Music Reviews

Category:  Music Reviews
Wednesday, November 13th, 2013 at 7:00 AM
Music Reviews by

Arcade Fire



4 Stars

In February 2011, Arcade Fire shocked the music world. The Montreal rockers became the pride of the indie music world when their third album The Suburbs took home Album of the Year honors at the 53rd Annual Grammy Awards (but not Best Alternative Music Album, because logic is hard). Two years later, fans of the band have high expectations for their newest release, and fortunately, Reflektor lives up to them. Not ready to rest on their laurels, the members of Arcade Fire brought in LCD Soundsystem mastermind James Murphy to produce, and his influence is apparent. If debut album Funeral set a cold, wintry scene and The Suburbs created visions of a balmy Florida community, then Reflektor sounds like a massive Haitian party with one of the world’s most desired bands and DJs. There are some areas where Reflektor could have used some trimming, but songs like the title track and the dreamy “Afterlife” are well worth the wait. Alex Bieler

Death Cab for Cutie


10th Anniversary Edition


3.5 Stars

Typically when record labels come out with a 10th Anniversary Edition for an album, the original release was pretty good. That’s certainly the case with Death Cab for Cutie’s Transatlanticism, which turned a decade old Oct. 7, making plenty a fan feel much older in the process. The re-release, however, offers up the demo version of the 11 tracks that turned heads back in 2003, providing a new take on familiar tunes. For the most part, the demos simply provide an acoustic take of each track, which is nice, but nothing essential, unless you’re a diehard Death Cab fan. Still, there are a few noteworthy nuggets, like a slowed-down take on the previously up-tempo “The Sound of Settling.” The best, however, is a gorgeously simple version of “Tiny Vessels,” an emotional gut-punch of a tune without the bells and whistles of the master version, a nice treat out of a bunch of solid bonus tracks.  Alex Bieler

Los Campesinos!

No Blues

Wichita Records

4.5 Stars

After years of doom and gloom, Welsh sextet Los Campesinos! manage to brighten up a little bit on their fifth album. Fans of the rousing indie rockers shouldn’t be too worried about the change in mood, as No Blues still contains heavy doses of death and football (soccer for the more ‘Murican among us), but these songs have some fun layered in with the lush compositions. Album standout “Glue Me” manages to balance singer Gareth Paisey’s fears of “Two wrist watches, tick-tick-tocking, second hands slightly out of time, a constant reminder, a constant subtle reminder that one of us will be gone before the bells of the other chime,” while slipping in the punny “Draw me like one of your fence, girls” just a few lines later. With the building choruses and harmonies, the Los Campesinos! turn No Blues into something oddly life-affirming, a constant high note during a sad story. Alex Bieler

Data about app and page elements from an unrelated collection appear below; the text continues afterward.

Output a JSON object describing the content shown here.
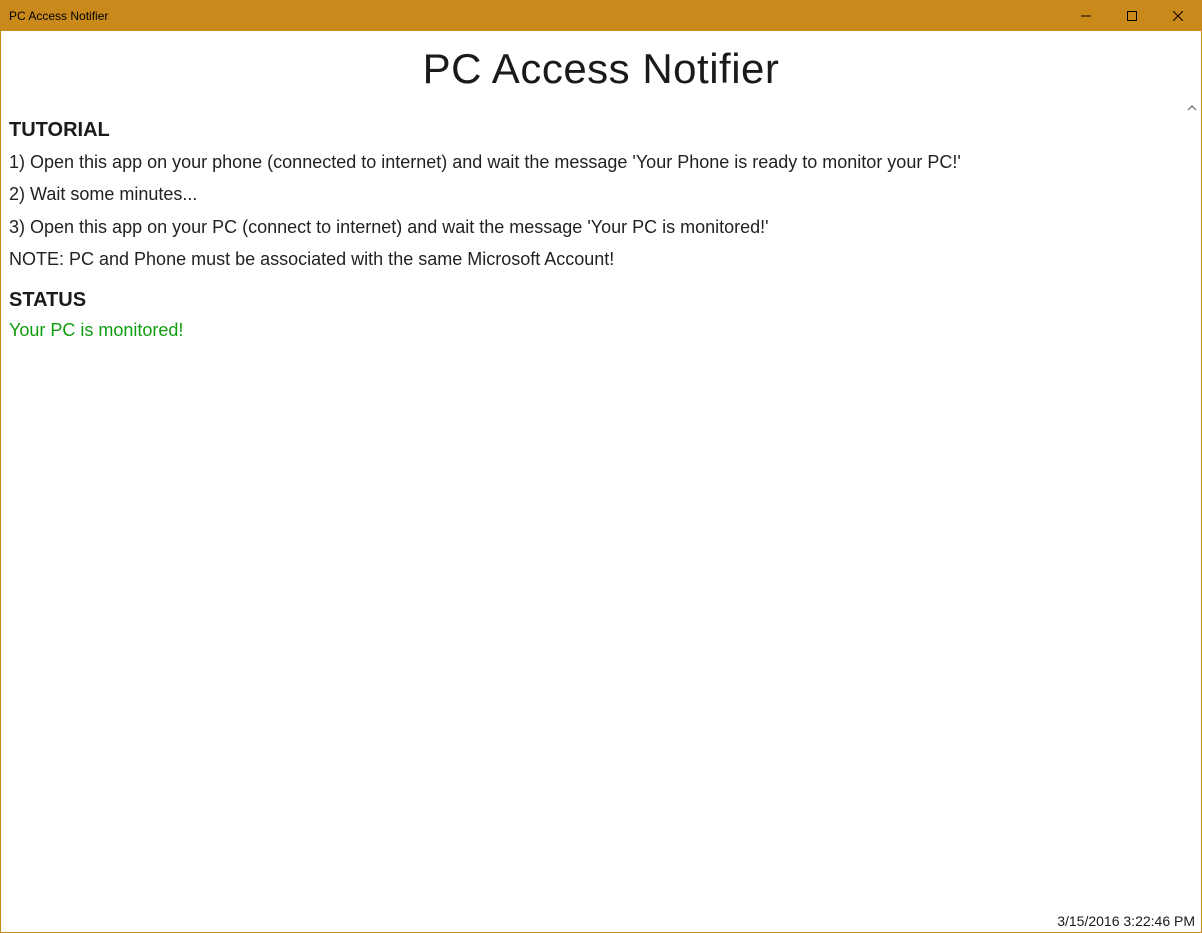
{
  "window": {
    "title": "PC Access Notifier"
  },
  "header": {
    "app_title": "PC Access Notifier"
  },
  "tutorial": {
    "heading": "TUTORIAL",
    "step1": "1) Open this app on your phone (connected to internet) and wait the message 'Your Phone is ready to monitor your PC!'",
    "step2": "2) Wait some minutes...",
    "step3": "3) Open this app on your PC (connect to internet) and wait the message 'Your PC is monitored!'",
    "note": "NOTE: PC and Phone must be associated with the same Microsoft Account!"
  },
  "status": {
    "heading": "STATUS",
    "message": "Your PC is monitored!",
    "color": "#109e10"
  },
  "footer": {
    "datetime": "3/15/2016 3:22:46 PM"
  },
  "colors": {
    "titlebar": "#c98a1b"
  }
}
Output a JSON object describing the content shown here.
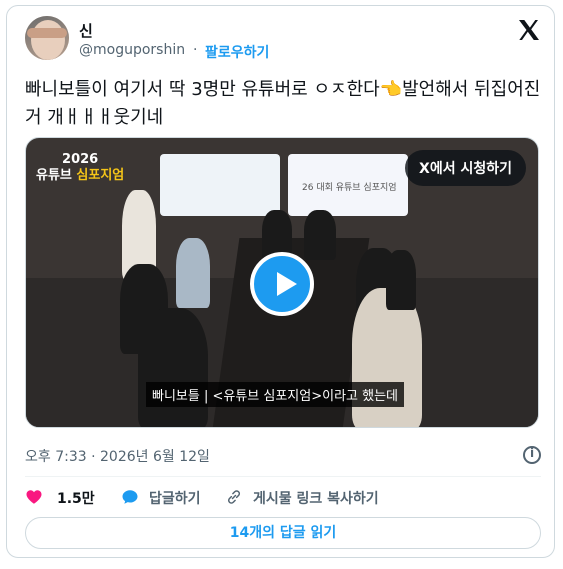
{
  "author": {
    "name": "신",
    "handle": "@moguporshin",
    "separator": "·",
    "follow_label": "팔로우하기"
  },
  "tweet": {
    "text": "빠니보틀이 여기서 딱 3명만 유튜버로 ㅇㅈ한다👈발언해서 뒤집어진거 개ㅐㅐㅐ웃기네"
  },
  "media": {
    "watch_label": "X에서 시청하기",
    "logo_year": "2026",
    "logo_title_prefix": "유튜브 ",
    "logo_title_highlight": "심포지엄",
    "screen_text": "26 대회 유튜브 심포지엄",
    "caption": "빠니보틀 | <유튜브 심포지엄>이라고 했는데"
  },
  "meta": {
    "timestamp": "오후 7:33 · 2026년 6월 12일"
  },
  "actions": {
    "likes": "1.5만",
    "reply_label": "답글하기",
    "copy_link_label": "게시물 링크 복사하기"
  },
  "read_replies_label": "14개의 답글 읽기",
  "colors": {
    "accent": "#1d9bf0",
    "like": "#f91880",
    "muted": "#536471",
    "border": "#cfd9de"
  }
}
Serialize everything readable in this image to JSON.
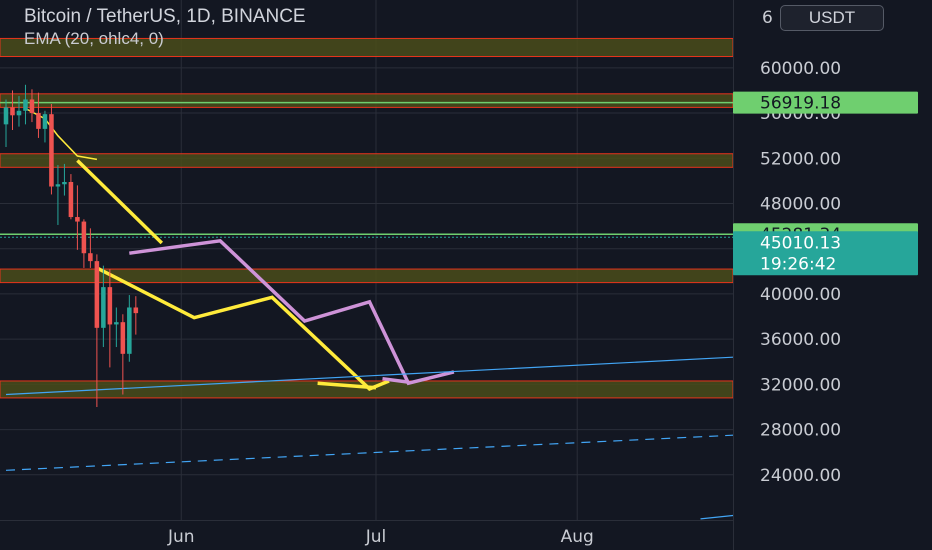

The Marshall Mathers LP 2


4.5 Stars

As the 20th Century drew to a close, Eminem introduced us to his sardonic Slim Shady through the appropriately titled Slim Shady LP. One year later, as he was approaching his thirties, Marshall Bruce Mathers III introduced the world to the more mature and troubled self with, well, The Marshall Mathers LP. The two albums left listeners wondering: Who’s the real Eminem – SS or MM? Following releases like Encore, Relapse, and Recover entertained but failed to match the intensity and scope of Eminem’s two sort-of self-titled releases. Cue the record scratch. Thirteen years later, Eminem returns to these pseudo-selves with The Marshall Mathers LP 2, an in-your-face, obnoxiously delightful take on being troubled, successful, and 41. Uniting the worlds of SS and MM with the disturbing album-opener “Bad Guy” that punches this white-knuckled joyride into overdrive, MM 2 reveals a brutally honest, brutally authentic, real Eminem – especially when he’s being an “Asshole” and going “Berzerk.” Ben Speggen

Erie Reader: Vol. 6, No. 22
Now Available — Pick It Up Today


Working to make sense of a crazy year

Looking back on the life of an Erie sports icon. 

Don’t Give up the Ship

At a venue named Erie Playhouse

Phil Buehler’s immersive cyclorama transports Arlington to PACA.


Working to make sense of a crazy year

Looking back on the life of an Erie sports icon. 

Don’t Give up the Ship

At a venue named Erie Playhouse

Phil Buehler’s immersive cyclorama transports Arlington to PACA.

Fred Oakman has proved to be one of the most consistently fantastic, emotionally open songwriters in our region.

The Buki plan, the Viaduct, and Erie CPR 

No drink is an island in this shot-for-shot comparison.

It’s just living an alternative lifestyle.

Erie Philharmonic hosts a ‘Dead Man’s Party’ at the Warner Theatre.